**Instructions to follow:** In the copy, every record below must appear exactly as given, and no picture may appear.

** Input material follows **

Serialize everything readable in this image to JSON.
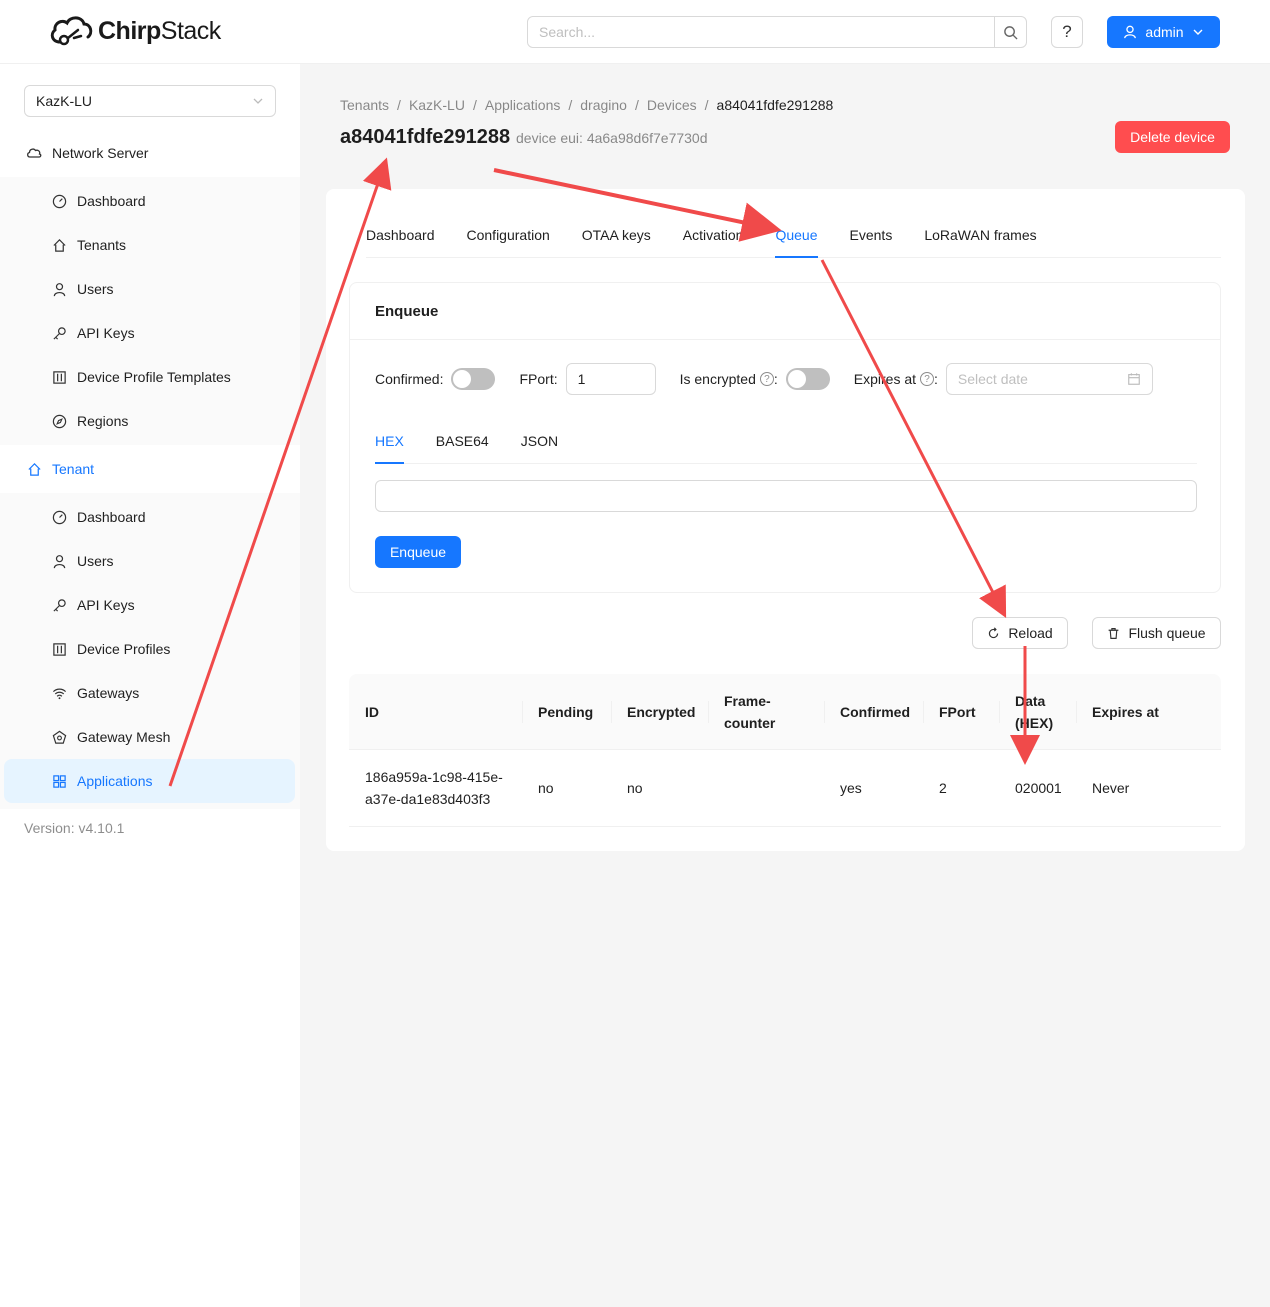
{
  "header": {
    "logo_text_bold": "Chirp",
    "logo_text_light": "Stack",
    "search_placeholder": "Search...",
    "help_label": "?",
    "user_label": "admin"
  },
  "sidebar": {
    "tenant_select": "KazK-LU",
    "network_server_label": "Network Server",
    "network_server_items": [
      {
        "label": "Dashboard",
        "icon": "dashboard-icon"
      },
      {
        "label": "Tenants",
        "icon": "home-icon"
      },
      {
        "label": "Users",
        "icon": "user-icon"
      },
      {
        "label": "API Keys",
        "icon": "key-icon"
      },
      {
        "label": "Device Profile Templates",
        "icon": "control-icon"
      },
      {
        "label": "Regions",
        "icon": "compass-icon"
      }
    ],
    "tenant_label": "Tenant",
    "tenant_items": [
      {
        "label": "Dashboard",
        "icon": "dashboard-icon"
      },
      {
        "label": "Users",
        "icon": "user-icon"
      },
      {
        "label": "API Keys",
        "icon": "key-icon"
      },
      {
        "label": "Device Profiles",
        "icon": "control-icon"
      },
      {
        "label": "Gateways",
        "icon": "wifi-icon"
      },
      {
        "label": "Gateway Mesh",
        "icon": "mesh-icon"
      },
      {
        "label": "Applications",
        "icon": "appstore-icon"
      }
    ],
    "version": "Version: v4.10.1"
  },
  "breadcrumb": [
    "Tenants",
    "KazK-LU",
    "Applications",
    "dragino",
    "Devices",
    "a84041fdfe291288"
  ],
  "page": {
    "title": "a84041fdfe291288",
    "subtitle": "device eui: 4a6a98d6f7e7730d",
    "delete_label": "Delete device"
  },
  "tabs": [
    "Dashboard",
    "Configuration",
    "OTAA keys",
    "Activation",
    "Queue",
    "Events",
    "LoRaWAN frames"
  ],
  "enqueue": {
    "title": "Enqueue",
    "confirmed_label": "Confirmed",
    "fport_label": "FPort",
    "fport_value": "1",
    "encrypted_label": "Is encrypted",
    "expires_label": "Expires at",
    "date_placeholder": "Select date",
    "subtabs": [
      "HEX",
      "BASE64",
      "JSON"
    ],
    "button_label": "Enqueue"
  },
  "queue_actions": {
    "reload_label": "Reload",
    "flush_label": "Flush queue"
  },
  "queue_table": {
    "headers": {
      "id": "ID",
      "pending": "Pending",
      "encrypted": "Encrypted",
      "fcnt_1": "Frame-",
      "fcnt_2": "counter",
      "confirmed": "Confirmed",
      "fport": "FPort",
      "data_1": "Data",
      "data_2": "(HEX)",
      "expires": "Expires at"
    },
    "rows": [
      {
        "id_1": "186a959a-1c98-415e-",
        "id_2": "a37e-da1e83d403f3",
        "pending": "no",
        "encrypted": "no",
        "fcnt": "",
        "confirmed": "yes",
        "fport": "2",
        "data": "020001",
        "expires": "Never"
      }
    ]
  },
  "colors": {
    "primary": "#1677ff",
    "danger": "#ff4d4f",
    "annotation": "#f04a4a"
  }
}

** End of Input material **

**Answer to this task:**
Serialize everything readable in this image to JSON.
{
  "header": {
    "logo_text_bold": "Chirp",
    "logo_text_light": "Stack",
    "search_placeholder": "Search...",
    "help_label": "?",
    "user_label": "admin"
  },
  "sidebar": {
    "tenant_select": "KazK-LU",
    "network_server_label": "Network Server",
    "network_server_items": [
      {
        "label": "Dashboard",
        "icon": "dashboard-icon"
      },
      {
        "label": "Tenants",
        "icon": "home-icon"
      },
      {
        "label": "Users",
        "icon": "user-icon"
      },
      {
        "label": "API Keys",
        "icon": "key-icon"
      },
      {
        "label": "Device Profile Templates",
        "icon": "control-icon"
      },
      {
        "label": "Regions",
        "icon": "compass-icon"
      }
    ],
    "tenant_label": "Tenant",
    "tenant_items": [
      {
        "label": "Dashboard",
        "icon": "dashboard-icon"
      },
      {
        "label": "Users",
        "icon": "user-icon"
      },
      {
        "label": "API Keys",
        "icon": "key-icon"
      },
      {
        "label": "Device Profiles",
        "icon": "control-icon"
      },
      {
        "label": "Gateways",
        "icon": "wifi-icon"
      },
      {
        "label": "Gateway Mesh",
        "icon": "mesh-icon"
      },
      {
        "label": "Applications",
        "icon": "appstore-icon"
      }
    ],
    "version": "Version: v4.10.1"
  },
  "breadcrumb": [
    "Tenants",
    "KazK-LU",
    "Applications",
    "dragino",
    "Devices",
    "a84041fdfe291288"
  ],
  "page": {
    "title": "a84041fdfe291288",
    "subtitle": "device eui: 4a6a98d6f7e7730d",
    "delete_label": "Delete device"
  },
  "tabs": [
    "Dashboard",
    "Configuration",
    "OTAA keys",
    "Activation",
    "Queue",
    "Events",
    "LoRaWAN frames"
  ],
  "enqueue": {
    "title": "Enqueue",
    "confirmed_label": "Confirmed",
    "fport_label": "FPort",
    "fport_value": "1",
    "encrypted_label": "Is encrypted",
    "expires_label": "Expires at",
    "date_placeholder": "Select date",
    "subtabs": [
      "HEX",
      "BASE64",
      "JSON"
    ],
    "button_label": "Enqueue"
  },
  "queue_actions": {
    "reload_label": "Reload",
    "flush_label": "Flush queue"
  },
  "queue_table": {
    "headers": {
      "id": "ID",
      "pending": "Pending",
      "encrypted": "Encrypted",
      "fcnt_1": "Frame-",
      "fcnt_2": "counter",
      "confirmed": "Confirmed",
      "fport": "FPort",
      "data_1": "Data",
      "data_2": "(HEX)",
      "expires": "Expires at"
    },
    "rows": [
      {
        "id_1": "186a959a-1c98-415e-",
        "id_2": "a37e-da1e83d403f3",
        "pending": "no",
        "encrypted": "no",
        "fcnt": "",
        "confirmed": "yes",
        "fport": "2",
        "data": "020001",
        "expires": "Never"
      }
    ]
  },
  "colors": {
    "primary": "#1677ff",
    "danger": "#ff4d4f",
    "annotation": "#f04a4a"
  }
}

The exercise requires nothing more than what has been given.